We often hear people discussing organizational partnerships in terms that assume that a larger organization tends to be stronger and more stable and resource-rich than a smaller one, but this is a vast oversimplification, according to this story of a small organization that has been destabilized by its partnership with a larger group. Strategic partnerships exist along a continuum of more to less autonomy. The relationship between the two groups described below is fairly autonomous on paper, perhaps, but one still has the capacity to deeply impact the operations of the other.

Located in Silicon Valley, Loaves & Fishes is 33-years-old and its purpose is to feed the hungry [Full disclosure: the article we are citing is by a board member of Loaves & Fishes]. On October 19, it was notified that it would not be allowed to serve food out of one of its three locations at the Innvision Montgomery Street Inn. The hunger program had invested $70,000 in building a kitchen at the Innvision location and paid $2,100 rent each month but because Innvision decided, in a larger strategic planning process, that it had to cut back on its daytime services, the program was given a month’s notice to cease operations in that location.

The author of the article surmises that the eviction is the result of InnVision’s July merger with the San Mateo-based Shelter Network, which yielded the InnVision Shelter Network. The executive director of Loaves & Fishes says she believes that InnVision Shelter Network is trying to manage costs after its merger and in the face of declining federal contracts, but she does not understand why this should affect their operation, which she says operates fairly self-sufficiently.

InnVision Shelter Network has an annual budget of $16 million. The annual budget for Loaves & Fishes is a meager $661,000 and it has always, according to this article, operated in the black. –Ruth McCambridge

  • Ron Wormser


    As someone who has been trying to understand how and why some ‘strategic alliances’ work better than others, it would be helpful to know whether the sad story reported here is a rare exception or illustrative of a discernible pattern. The headline suggests the latter, but is there data to support that inference?

  • Lisa Bretsch

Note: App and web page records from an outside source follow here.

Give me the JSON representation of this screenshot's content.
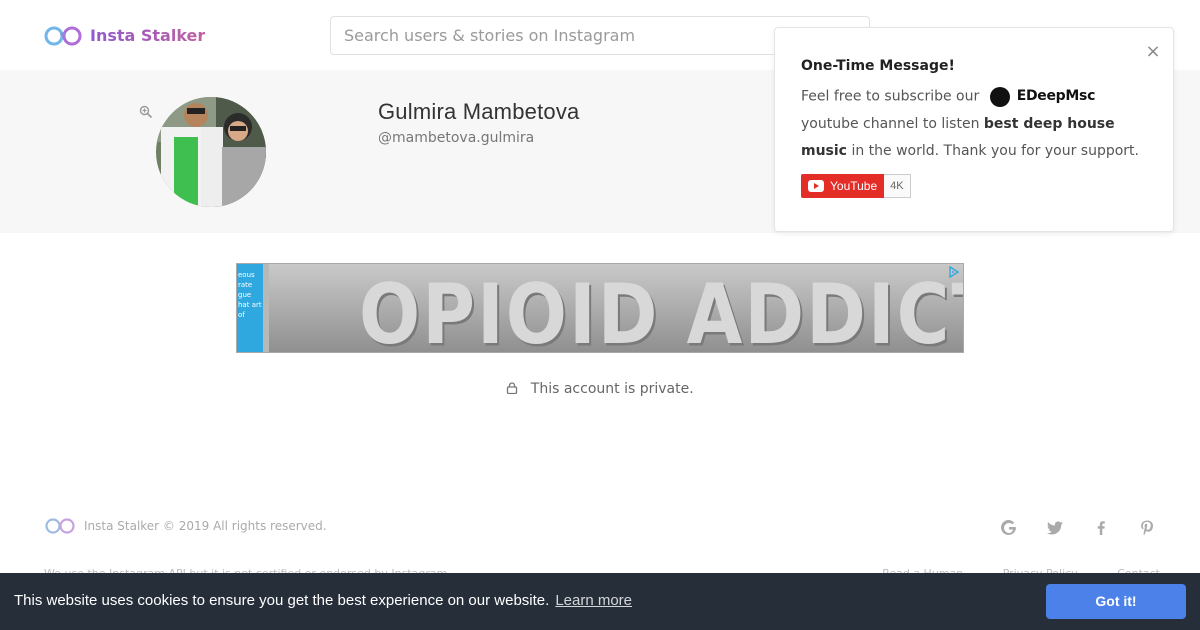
{
  "header": {
    "brand": "Insta Stalker",
    "search_placeholder": "Search users & stories on Instagram"
  },
  "profile": {
    "name": "Gulmira Mambetova",
    "handle": "@mambetova.gulmira"
  },
  "popup": {
    "title": "One-Time Message!",
    "text_before": "Feel free to subscribe our",
    "channel_name": "EDeepMsc",
    "text_after_channel": "youtube channel to listen",
    "highlight": "best deep house music",
    "text_end": "in the world. Thank you for your support.",
    "youtube_label": "YouTube",
    "youtube_count": "4K",
    "close_glyph": "×"
  },
  "ad": {
    "side_text": "eous rate gue hat art of",
    "headline": "OPIOID ADDICTION"
  },
  "private_notice": "This account is private.",
  "footer": {
    "copyright": "Insta Stalker © 2019 All rights reserved.",
    "disclaimer": "We use the Instagram API but it is not certified or endorsed by Instagram.",
    "links": [
      "Read a Human",
      "Privacy Policy",
      "Contact"
    ],
    "social_icons": [
      "google-icon",
      "twitter-icon",
      "facebook-icon",
      "pinterest-icon"
    ]
  },
  "cookie": {
    "message": "This website uses cookies to ensure you get the best experience on our website.",
    "link": "Learn more",
    "button": "Got it!"
  },
  "colors": {
    "brand": "#9b59b6",
    "cookie_bg": "#252e39",
    "cookie_button": "#4b81e8",
    "youtube_red": "#e52d27"
  }
}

    I think it’s interesting that the Loaves & Fishes hunger program invested the amount of money it took to build a kitchen in another organization’s site without seemingly any type of long-term protection of their investment. The article seems to imply that no operation contract was in play in the decision to close down the daytime services of the kitchen that Loaves and Fishes paid for, leaving the smaller organization’s mission sacrificed to a corporate merger.

  • Dione Alexander

    Whenever an organization; be it for profit or nonprofit, goes through a merger there will inevitably be change. If no change (growth, contraction, improvement, brand management) was anticipated then there would be no need for the merger. In the course of change service providers may replaced for myriad reasons that may have nothing to do with the quality of their services or the effectiveness of the mission. While these replacements may be painful, they are not necessarily unfair. The larger issue here is that a very small organization was highly dependent on a single larger organization and that situation always presents a sustainability challenge.